Dataset rows for apps and sites:
****************
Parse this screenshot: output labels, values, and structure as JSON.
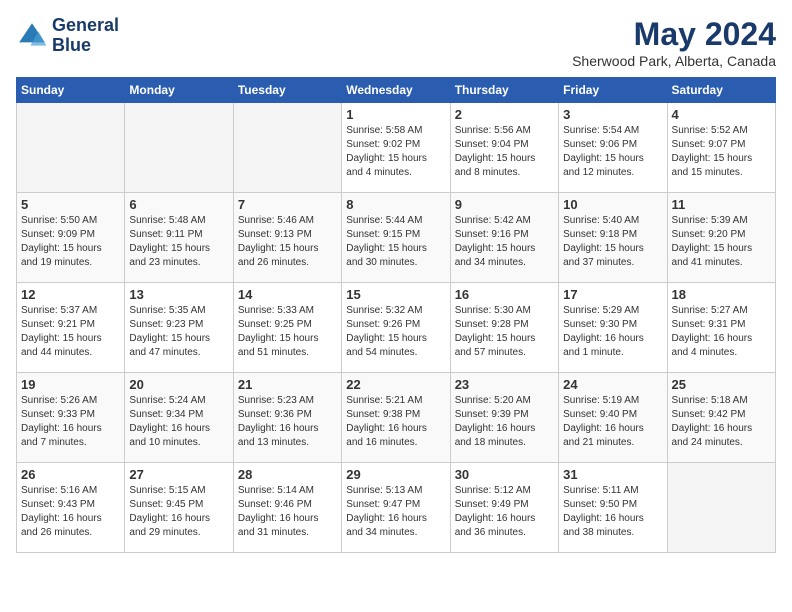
{
  "header": {
    "logo_line1": "General",
    "logo_line2": "Blue",
    "month_title": "May 2024",
    "location": "Sherwood Park, Alberta, Canada"
  },
  "weekdays": [
    "Sunday",
    "Monday",
    "Tuesday",
    "Wednesday",
    "Thursday",
    "Friday",
    "Saturday"
  ],
  "weeks": [
    [
      {
        "day": "",
        "empty": true
      },
      {
        "day": "",
        "empty": true
      },
      {
        "day": "",
        "empty": true
      },
      {
        "day": "1",
        "sunrise": "Sunrise: 5:58 AM",
        "sunset": "Sunset: 9:02 PM",
        "daylight": "Daylight: 15 hours and 4 minutes."
      },
      {
        "day": "2",
        "sunrise": "Sunrise: 5:56 AM",
        "sunset": "Sunset: 9:04 PM",
        "daylight": "Daylight: 15 hours and 8 minutes."
      },
      {
        "day": "3",
        "sunrise": "Sunrise: 5:54 AM",
        "sunset": "Sunset: 9:06 PM",
        "daylight": "Daylight: 15 hours and 12 minutes."
      },
      {
        "day": "4",
        "sunrise": "Sunrise: 5:52 AM",
        "sunset": "Sunset: 9:07 PM",
        "daylight": "Daylight: 15 hours and 15 minutes."
      }
    ],
    [
      {
        "day": "5",
        "sunrise": "Sunrise: 5:50 AM",
        "sunset": "Sunset: 9:09 PM",
        "daylight": "Daylight: 15 hours and 19 minutes."
      },
      {
        "day": "6",
        "sunrise": "Sunrise: 5:48 AM",
        "sunset": "Sunset: 9:11 PM",
        "daylight": "Daylight: 15 hours and 23 minutes."
      },
      {
        "day": "7",
        "sunrise": "Sunrise: 5:46 AM",
        "sunset": "Sunset: 9:13 PM",
        "daylight": "Daylight: 15 hours and 26 minutes."
      },
      {
        "day": "8",
        "sunrise": "Sunrise: 5:44 AM",
        "sunset": "Sunset: 9:15 PM",
        "daylight": "Daylight: 15 hours and 30 minutes."
      },
      {
        "day": "9",
        "sunrise": "Sunrise: 5:42 AM",
        "sunset": "Sunset: 9:16 PM",
        "daylight": "Daylight: 15 hours and 34 minutes."
      },
      {
        "day": "10",
        "sunrise": "Sunrise: 5:40 AM",
        "sunset": "Sunset: 9:18 PM",
        "daylight": "Daylight: 15 hours and 37 minutes."
      },
      {
        "day": "11",
        "sunrise": "Sunrise: 5:39 AM",
        "sunset": "Sunset: 9:20 PM",
        "daylight": "Daylight: 15 hours and 41 minutes."
      }
    ],
    [
      {
        "day": "12",
        "sunrise": "Sunrise: 5:37 AM",
        "sunset": "Sunset: 9:21 PM",
        "daylight": "Daylight: 15 hours and 44 minutes."
      },
      {
        "day": "13",
        "sunrise": "Sunrise: 5:35 AM",
        "sunset": "Sunset: 9:23 PM",
        "daylight": "Daylight: 15 hours and 47 minutes."
      },
      {
        "day": "14",
        "sunrise": "Sunrise: 5:33 AM",
        "sunset": "Sunset: 9:25 PM",
        "daylight": "Daylight: 15 hours and 51 minutes."
      },
      {
        "day": "15",
        "sunrise": "Sunrise: 5:32 AM",
        "sunset": "Sunset: 9:26 PM",
        "daylight": "Daylight: 15 hours and 54 minutes."
      },
      {
        "day": "16",
        "sunrise": "Sunrise: 5:30 AM",
        "sunset": "Sunset: 9:28 PM",
        "daylight": "Daylight: 15 hours and 57 minutes."
      },
      {
        "day": "17",
        "sunrise": "Sunrise: 5:29 AM",
        "sunset": "Sunset: 9:30 PM",
        "daylight": "Daylight: 16 hours and 1 minute."
      },
      {
        "day": "18",
        "sunrise": "Sunrise: 5:27 AM",
        "sunset": "Sunset: 9:31 PM",
        "daylight": "Daylight: 16 hours and 4 minutes."
      }
    ],
    [
      {
        "day": "19",
        "sunrise": "Sunrise: 5:26 AM",
        "sunset": "Sunset: 9:33 PM",
        "daylight": "Daylight: 16 hours and 7 minutes."
      },
      {
        "day": "20",
        "sunrise": "Sunrise: 5:24 AM",
        "sunset": "Sunset: 9:34 PM",
        "daylight": "Daylight: 16 hours and 10 minutes."
      },
      {
        "day": "21",
        "sunrise": "Sunrise: 5:23 AM",
        "sunset": "Sunset: 9:36 PM",
        "daylight": "Daylight: 16 hours and 13 minutes."
      },
      {
        "day": "22",
        "sunrise": "Sunrise: 5:21 AM",
        "sunset": "Sunset: 9:38 PM",
        "daylight": "Daylight: 16 hours and 16 minutes."
      },
      {
        "day": "23",
        "sunrise": "Sunrise: 5:20 AM",
        "sunset": "Sunset: 9:39 PM",
        "daylight": "Daylight: 16 hours and 18 minutes."
      },
      {
        "day": "24",
        "sunrise": "Sunrise: 5:19 AM",
        "sunset": "Sunset: 9:40 PM",
        "daylight": "Daylight: 16 hours and 21 minutes."
      },
      {
        "day": "25",
        "sunrise": "Sunrise: 5:18 AM",
        "sunset": "Sunset: 9:42 PM",
        "daylight": "Daylight: 16 hours and 24 minutes."
      }
    ],
    [
      {
        "day": "26",
        "sunrise": "Sunrise: 5:16 AM",
        "sunset": "Sunset: 9:43 PM",
        "daylight": "Daylight: 16 hours and 26 minutes."
      },
      {
        "day": "27",
        "sunrise": "Sunrise: 5:15 AM",
        "sunset": "Sunset: 9:45 PM",
        "daylight": "Daylight: 16 hours and 29 minutes."
      },
      {
        "day": "28",
        "sunrise": "Sunrise: 5:14 AM",
        "sunset": "Sunset: 9:46 PM",
        "daylight": "Daylight: 16 hours and 31 minutes."
      },
      {
        "day": "29",
        "sunrise": "Sunrise: 5:13 AM",
        "sunset": "Sunset: 9:47 PM",
        "daylight": "Daylight: 16 hours and 34 minutes."
      },
      {
        "day": "30",
        "sunrise": "Sunrise: 5:12 AM",
        "sunset": "Sunset: 9:49 PM",
        "daylight": "Daylight: 16 hours and 36 minutes."
      },
      {
        "day": "31",
        "sunrise": "Sunrise: 5:11 AM",
        "sunset": "Sunset: 9:50 PM",
        "daylight": "Daylight: 16 hours and 38 minutes."
      },
      {
        "day": "",
        "empty": true
      }
    ]
  ]
}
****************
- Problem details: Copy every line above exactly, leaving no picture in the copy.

- Solution to the problem:
Parse this screenshot: output labels, values, and structure as JSON.
{
  "header": {
    "logo_line1": "General",
    "logo_line2": "Blue",
    "month_title": "May 2024",
    "location": "Sherwood Park, Alberta, Canada"
  },
  "weekdays": [
    "Sunday",
    "Monday",
    "Tuesday",
    "Wednesday",
    "Thursday",
    "Friday",
    "Saturday"
  ],
  "weeks": [
    [
      {
        "day": "",
        "empty": true
      },
      {
        "day": "",
        "empty": true
      },
      {
        "day": "",
        "empty": true
      },
      {
        "day": "1",
        "sunrise": "Sunrise: 5:58 AM",
        "sunset": "Sunset: 9:02 PM",
        "daylight": "Daylight: 15 hours and 4 minutes."
      },
      {
        "day": "2",
        "sunrise": "Sunrise: 5:56 AM",
        "sunset": "Sunset: 9:04 PM",
        "daylight": "Daylight: 15 hours and 8 minutes."
      },
      {
        "day": "3",
        "sunrise": "Sunrise: 5:54 AM",
        "sunset": "Sunset: 9:06 PM",
        "daylight": "Daylight: 15 hours and 12 minutes."
      },
      {
        "day": "4",
        "sunrise": "Sunrise: 5:52 AM",
        "sunset": "Sunset: 9:07 PM",
        "daylight": "Daylight: 15 hours and 15 minutes."
      }
    ],
    [
      {
        "day": "5",
        "sunrise": "Sunrise: 5:50 AM",
        "sunset": "Sunset: 9:09 PM",
        "daylight": "Daylight: 15 hours and 19 minutes."
      },
      {
        "day": "6",
        "sunrise": "Sunrise: 5:48 AM",
        "sunset": "Sunset: 9:11 PM",
        "daylight": "Daylight: 15 hours and 23 minutes."
      },
      {
        "day": "7",
        "sunrise": "Sunrise: 5:46 AM",
        "sunset": "Sunset: 9:13 PM",
        "daylight": "Daylight: 15 hours and 26 minutes."
      },
      {
        "day": "8",
        "sunrise": "Sunrise: 5:44 AM",
        "sunset": "Sunset: 9:15 PM",
        "daylight": "Daylight: 15 hours and 30 minutes."
      },
      {
        "day": "9",
        "sunrise": "Sunrise: 5:42 AM",
        "sunset": "Sunset: 9:16 PM",
        "daylight": "Daylight: 15 hours and 34 minutes."
      },
      {
        "day": "10",
        "sunrise": "Sunrise: 5:40 AM",
        "sunset": "Sunset: 9:18 PM",
        "daylight": "Daylight: 15 hours and 37 minutes."
      },
      {
        "day": "11",
        "sunrise": "Sunrise: 5:39 AM",
        "sunset": "Sunset: 9:20 PM",
        "daylight": "Daylight: 15 hours and 41 minutes."
      }
    ],
    [
      {
        "day": "12",
        "sunrise": "Sunrise: 5:37 AM",
        "sunset": "Sunset: 9:21 PM",
        "daylight": "Daylight: 15 hours and 44 minutes."
      },
      {
        "day": "13",
        "sunrise": "Sunrise: 5:35 AM",
        "sunset": "Sunset: 9:23 PM",
        "daylight": "Daylight: 15 hours and 47 minutes."
      },
      {
        "day": "14",
        "sunrise": "Sunrise: 5:33 AM",
        "sunset": "Sunset: 9:25 PM",
        "daylight": "Daylight: 15 hours and 51 minutes."
      },
      {
        "day": "15",
        "sunrise": "Sunrise: 5:32 AM",
        "sunset": "Sunset: 9:26 PM",
        "daylight": "Daylight: 15 hours and 54 minutes."
      },
      {
        "day": "16",
        "sunrise": "Sunrise: 5:30 AM",
        "sunset": "Sunset: 9:28 PM",
        "daylight": "Daylight: 15 hours and 57 minutes."
      },
      {
        "day": "17",
        "sunrise": "Sunrise: 5:29 AM",
        "sunset": "Sunset: 9:30 PM",
        "daylight": "Daylight: 16 hours and 1 minute."
      },
      {
        "day": "18",
        "sunrise": "Sunrise: 5:27 AM",
        "sunset": "Sunset: 9:31 PM",
        "daylight": "Daylight: 16 hours and 4 minutes."
      }
    ],
    [
      {
        "day": "19",
        "sunrise": "Sunrise: 5:26 AM",
        "sunset": "Sunset: 9:33 PM",
        "daylight": "Daylight: 16 hours and 7 minutes."
      },
      {
        "day": "20",
        "sunrise": "Sunrise: 5:24 AM",
        "sunset": "Sunset: 9:34 PM",
        "daylight": "Daylight: 16 hours and 10 minutes."
      },
      {
        "day": "21",
        "sunrise": "Sunrise: 5:23 AM",
        "sunset": "Sunset: 9:36 PM",
        "daylight": "Daylight: 16 hours and 13 minutes."
      },
      {
        "day": "22",
        "sunrise": "Sunrise: 5:21 AM",
        "sunset": "Sunset: 9:38 PM",
        "daylight": "Daylight: 16 hours and 16 minutes."
      },
      {
        "day": "23",
        "sunrise": "Sunrise: 5:20 AM",
        "sunset": "Sunset: 9:39 PM",
        "daylight": "Daylight: 16 hours and 18 minutes."
      },
      {
        "day": "24",
        "sunrise": "Sunrise: 5:19 AM",
        "sunset": "Sunset: 9:40 PM",
        "daylight": "Daylight: 16 hours and 21 minutes."
      },
      {
        "day": "25",
        "sunrise": "Sunrise: 5:18 AM",
        "sunset": "Sunset: 9:42 PM",
        "daylight": "Daylight: 16 hours and 24 minutes."
      }
    ],
    [
      {
        "day": "26",
        "sunrise": "Sunrise: 5:16 AM",
        "sunset": "Sunset: 9:43 PM",
        "daylight": "Daylight: 16 hours and 26 minutes."
      },
      {
        "day": "27",
        "sunrise": "Sunrise: 5:15 AM",
        "sunset": "Sunset: 9:45 PM",
        "daylight": "Daylight: 16 hours and 29 minutes."
      },
      {
        "day": "28",
        "sunrise": "Sunrise: 5:14 AM",
        "sunset": "Sunset: 9:46 PM",
        "daylight": "Daylight: 16 hours and 31 minutes."
      },
      {
        "day": "29",
        "sunrise": "Sunrise: 5:13 AM",
        "sunset": "Sunset: 9:47 PM",
        "daylight": "Daylight: 16 hours and 34 minutes."
      },
      {
        "day": "30",
        "sunrise": "Sunrise: 5:12 AM",
        "sunset": "Sunset: 9:49 PM",
        "daylight": "Daylight: 16 hours and 36 minutes."
      },
      {
        "day": "31",
        "sunrise": "Sunrise: 5:11 AM",
        "sunset": "Sunset: 9:50 PM",
        "daylight": "Daylight: 16 hours and 38 minutes."
      },
      {
        "day": "",
        "empty": true
      }
    ]
  ]
}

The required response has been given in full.